* Task to carry out: Please return all lines from the records below that include the string "从元数据".

* Data shown:
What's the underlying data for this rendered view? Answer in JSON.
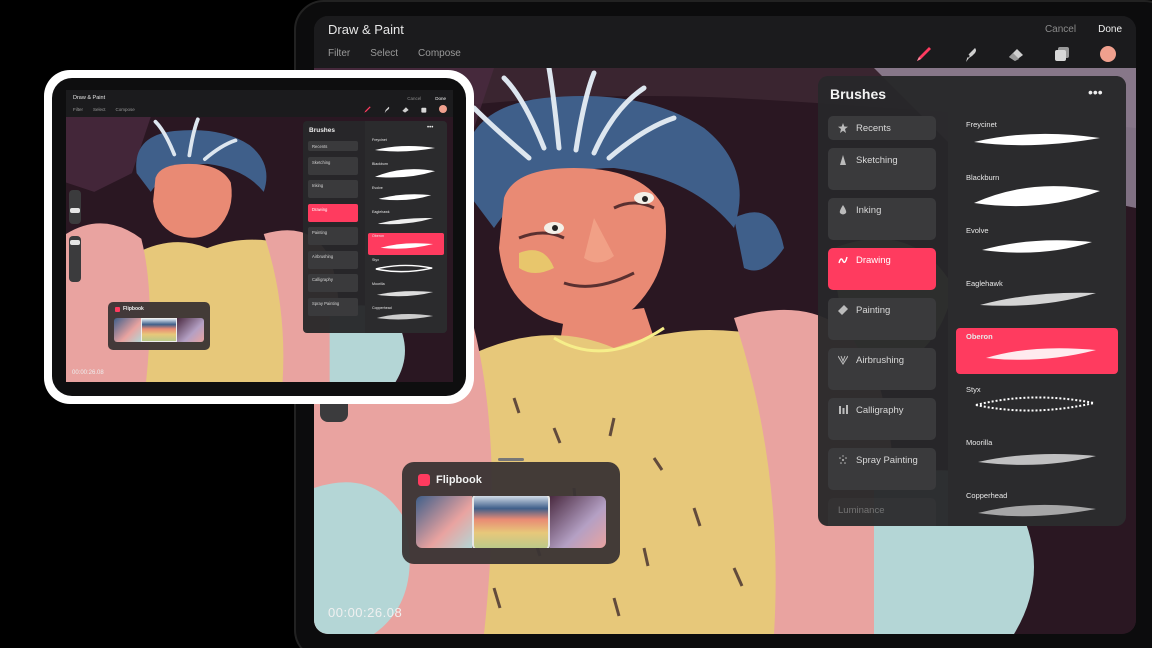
{
  "app": {
    "title": "Draw & Paint",
    "menu": [
      "Filter",
      "Select",
      "Compose"
    ],
    "cancel": "Cancel",
    "done": "Done",
    "tools": [
      "brush-icon",
      "smudge-icon",
      "eraser-icon",
      "layers-icon"
    ],
    "current_color": "#f0a08e",
    "accent": "#ff3b5f"
  },
  "brushes": {
    "title": "Brushes",
    "more": "•••",
    "categories": [
      {
        "label": "Recents",
        "icon": "star-icon"
      },
      {
        "label": "Sketching",
        "icon": "pencil-tip-icon"
      },
      {
        "label": "Inking",
        "icon": "ink-drop-icon"
      },
      {
        "label": "Drawing",
        "icon": "squiggle-icon",
        "active": true
      },
      {
        "label": "Painting",
        "icon": "paint-brush-icon"
      },
      {
        "label": "Airbrushing",
        "icon": "airbrush-icon"
      },
      {
        "label": "Calligraphy",
        "icon": "calligraphy-icon"
      },
      {
        "label": "Spray Painting",
        "icon": "spray-icon"
      },
      {
        "label": "Luminance",
        "icon": "luminance-icon"
      }
    ],
    "items": [
      {
        "name": "Freycinet"
      },
      {
        "name": "Blackburn"
      },
      {
        "name": "Evolve"
      },
      {
        "name": "Eaglehawk"
      },
      {
        "name": "Oberon",
        "active": true
      },
      {
        "name": "Styx"
      },
      {
        "name": "Moorilla"
      },
      {
        "name": "Copperhead"
      }
    ]
  },
  "flipbook": {
    "title": "Flipbook"
  },
  "timestamp": "00:00:26.08",
  "small_timestamp": "00:00:26.08"
}
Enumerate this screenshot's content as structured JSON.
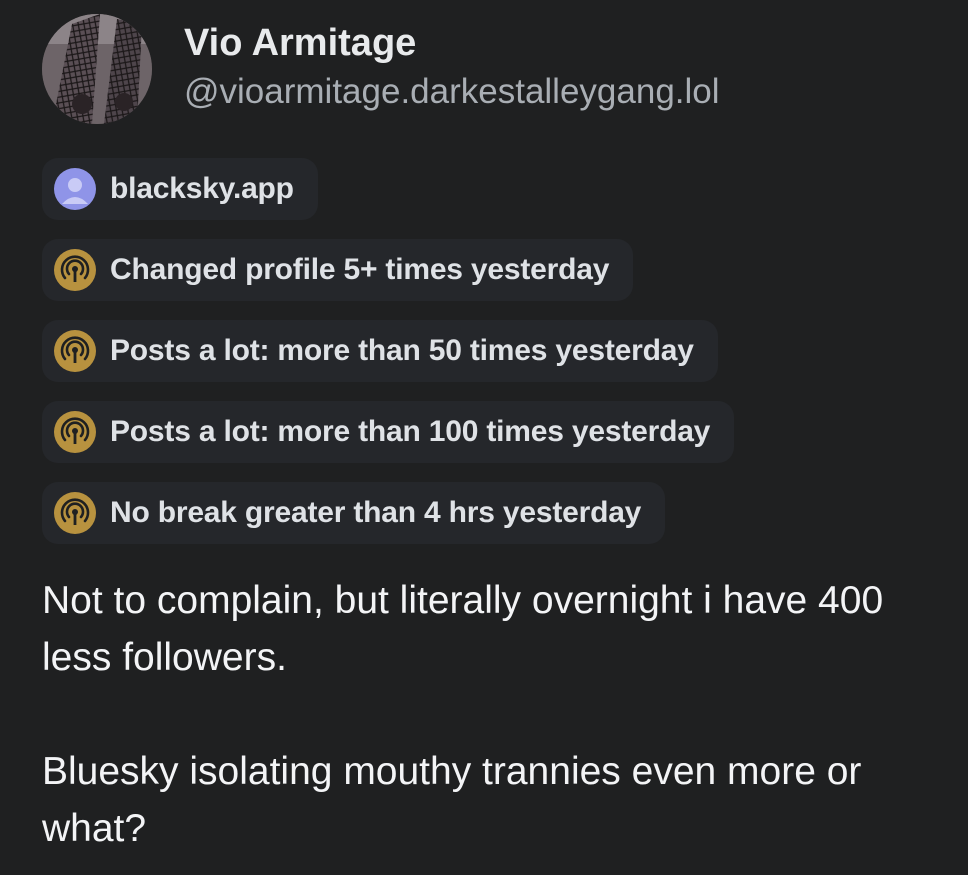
{
  "author": {
    "display_name": "Vio Armitage",
    "handle": "@vioarmitage.darkestalleygang.lol"
  },
  "labels": [
    {
      "text": "blacksky.app",
      "icon": "person-avatar-icon",
      "icon_color": "#8f94e8"
    },
    {
      "text": "Changed profile 5+ times yesterday",
      "icon": "broadcast-icon",
      "icon_color": "#b8923f"
    },
    {
      "text": "Posts a lot: more than 50 times yesterday",
      "icon": "broadcast-icon",
      "icon_color": "#b8923f"
    },
    {
      "text": "Posts a lot: more than 100 times yesterday",
      "icon": "broadcast-icon",
      "icon_color": "#b8923f"
    },
    {
      "text": "No break greater than 4 hrs yesterday",
      "icon": "broadcast-icon",
      "icon_color": "#b8923f"
    }
  ],
  "post": {
    "paragraphs": [
      "Not to complain, but literally overnight i have 400 less followers.",
      "Bluesky isolating mouthy trannies even more or what?"
    ]
  },
  "colors": {
    "background": "#1f2021",
    "pill_background": "#25272b",
    "label_gold": "#b8923f",
    "label_blue": "#8f94e8"
  }
}
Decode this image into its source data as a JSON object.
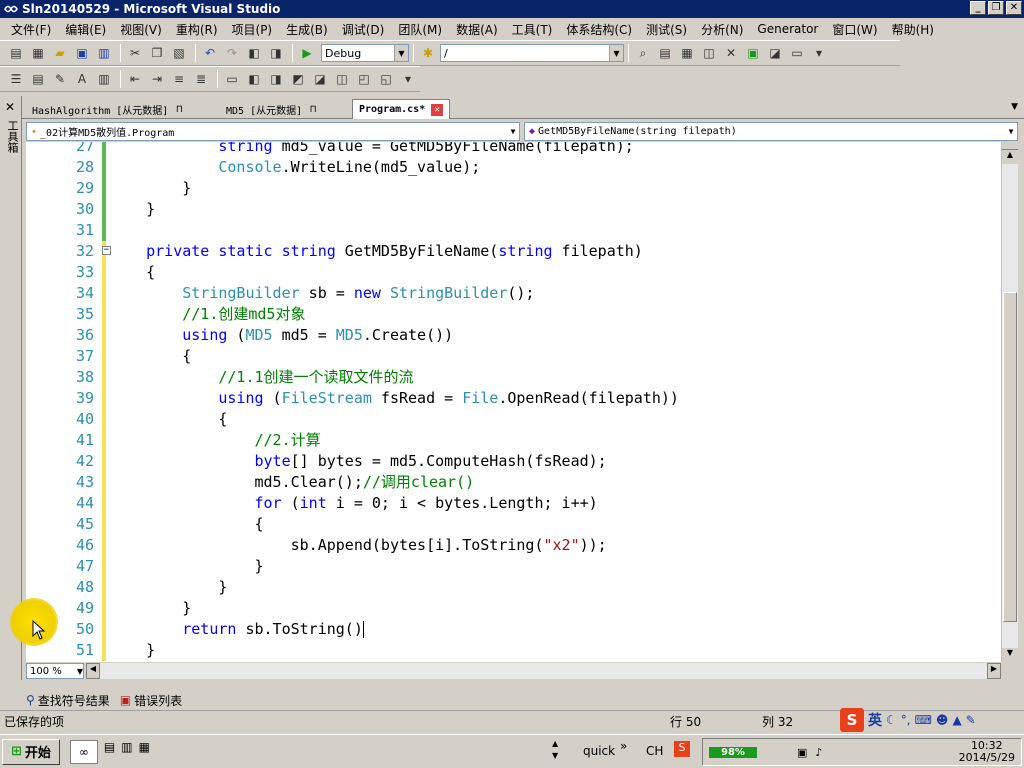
{
  "window": {
    "title": "Sln20140529 - Microsoft Visual Studio"
  },
  "menu": [
    "文件(F)",
    "编辑(E)",
    "视图(V)",
    "重构(R)",
    "项目(P)",
    "生成(B)",
    "调试(D)",
    "团队(M)",
    "数据(A)",
    "工具(T)",
    "体系结构(C)",
    "测试(S)",
    "分析(N)",
    "Generator",
    "窗口(W)",
    "帮助(H)"
  ],
  "toolbar": {
    "config": "Debug",
    "platform": "/"
  },
  "sidebar": {
    "label": "工具箱"
  },
  "tabs": [
    {
      "label": "HashAlgorithm [从元数据]",
      "active": false
    },
    {
      "label": "MD5 [从元数据]",
      "active": false
    },
    {
      "label": "Program.cs*",
      "active": true
    }
  ],
  "nav": {
    "type_combo": "_02计算MD5散列值.Program",
    "member_combo": "GetMD5ByFileName(string filepath)"
  },
  "code_lines": [
    {
      "n": "27",
      "t": "            string md5_value = GetMD5ByFileName(filepath);"
    },
    {
      "n": "28",
      "t": "            Console.WriteLine(md5_value);"
    },
    {
      "n": "29",
      "t": "        }"
    },
    {
      "n": "30",
      "t": "    }"
    },
    {
      "n": "31",
      "t": ""
    },
    {
      "n": "32",
      "t": "    private static string GetMD5ByFileName(string filepath)"
    },
    {
      "n": "33",
      "t": "    {"
    },
    {
      "n": "34",
      "t": "        StringBuilder sb = new StringBuilder();"
    },
    {
      "n": "35",
      "t": "        //1.创建md5对象"
    },
    {
      "n": "36",
      "t": "        using (MD5 md5 = MD5.Create())"
    },
    {
      "n": "37",
      "t": "        {"
    },
    {
      "n": "38",
      "t": "            //1.1创建一个读取文件的流"
    },
    {
      "n": "39",
      "t": "            using (FileStream fsRead = File.OpenRead(filepath))"
    },
    {
      "n": "40",
      "t": "            {"
    },
    {
      "n": "41",
      "t": "                //2.计算"
    },
    {
      "n": "42",
      "t": "                byte[] bytes = md5.ComputeHash(fsRead);"
    },
    {
      "n": "43",
      "t": "                md5.Clear();//调用clear()"
    },
    {
      "n": "44",
      "t": "                for (int i = 0; i < bytes.Length; i++)"
    },
    {
      "n": "45",
      "t": "                {"
    },
    {
      "n": "46",
      "t": "                    sb.Append(bytes[i].ToString(\"x2\"));"
    },
    {
      "n": "47",
      "t": "                }"
    },
    {
      "n": "48",
      "t": "            }"
    },
    {
      "n": "49",
      "t": "        }"
    },
    {
      "n": "50",
      "t": "        return sb.ToString()"
    },
    {
      "n": "51",
      "t": "    }"
    }
  ],
  "editor": {
    "zoom": "100 %"
  },
  "bottom_tabs": [
    "查找符号结果",
    "错误列表"
  ],
  "status": {
    "message": "已保存的项",
    "line": "行 50",
    "col": "列 32"
  },
  "ime": {
    "mode": "英"
  },
  "taskbar": {
    "start": "开始",
    "quick": "quick",
    "lang": "CH",
    "battery": "98%",
    "time": "10:32",
    "date": "2014/5/29"
  }
}
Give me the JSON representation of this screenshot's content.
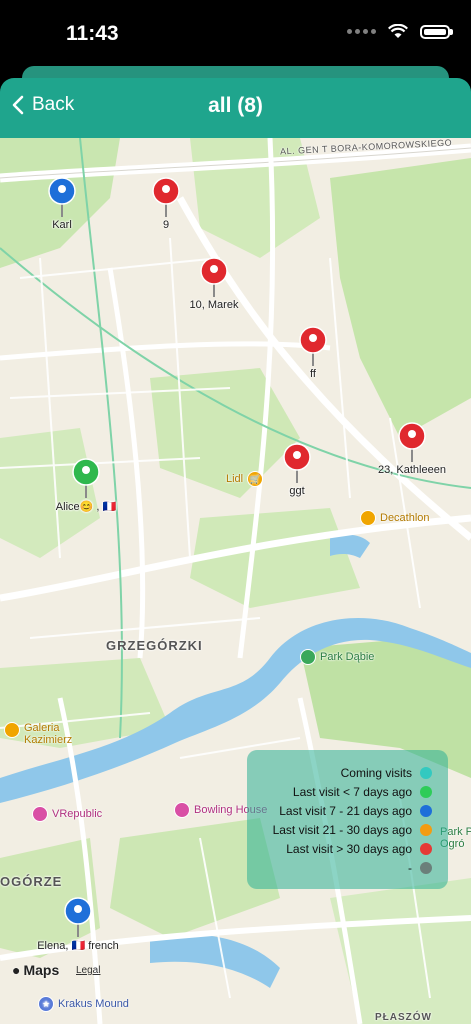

* Answer box:
      "label": "HashAlgorithm [从元数据]",
      "label": "MD5 [从元数据]",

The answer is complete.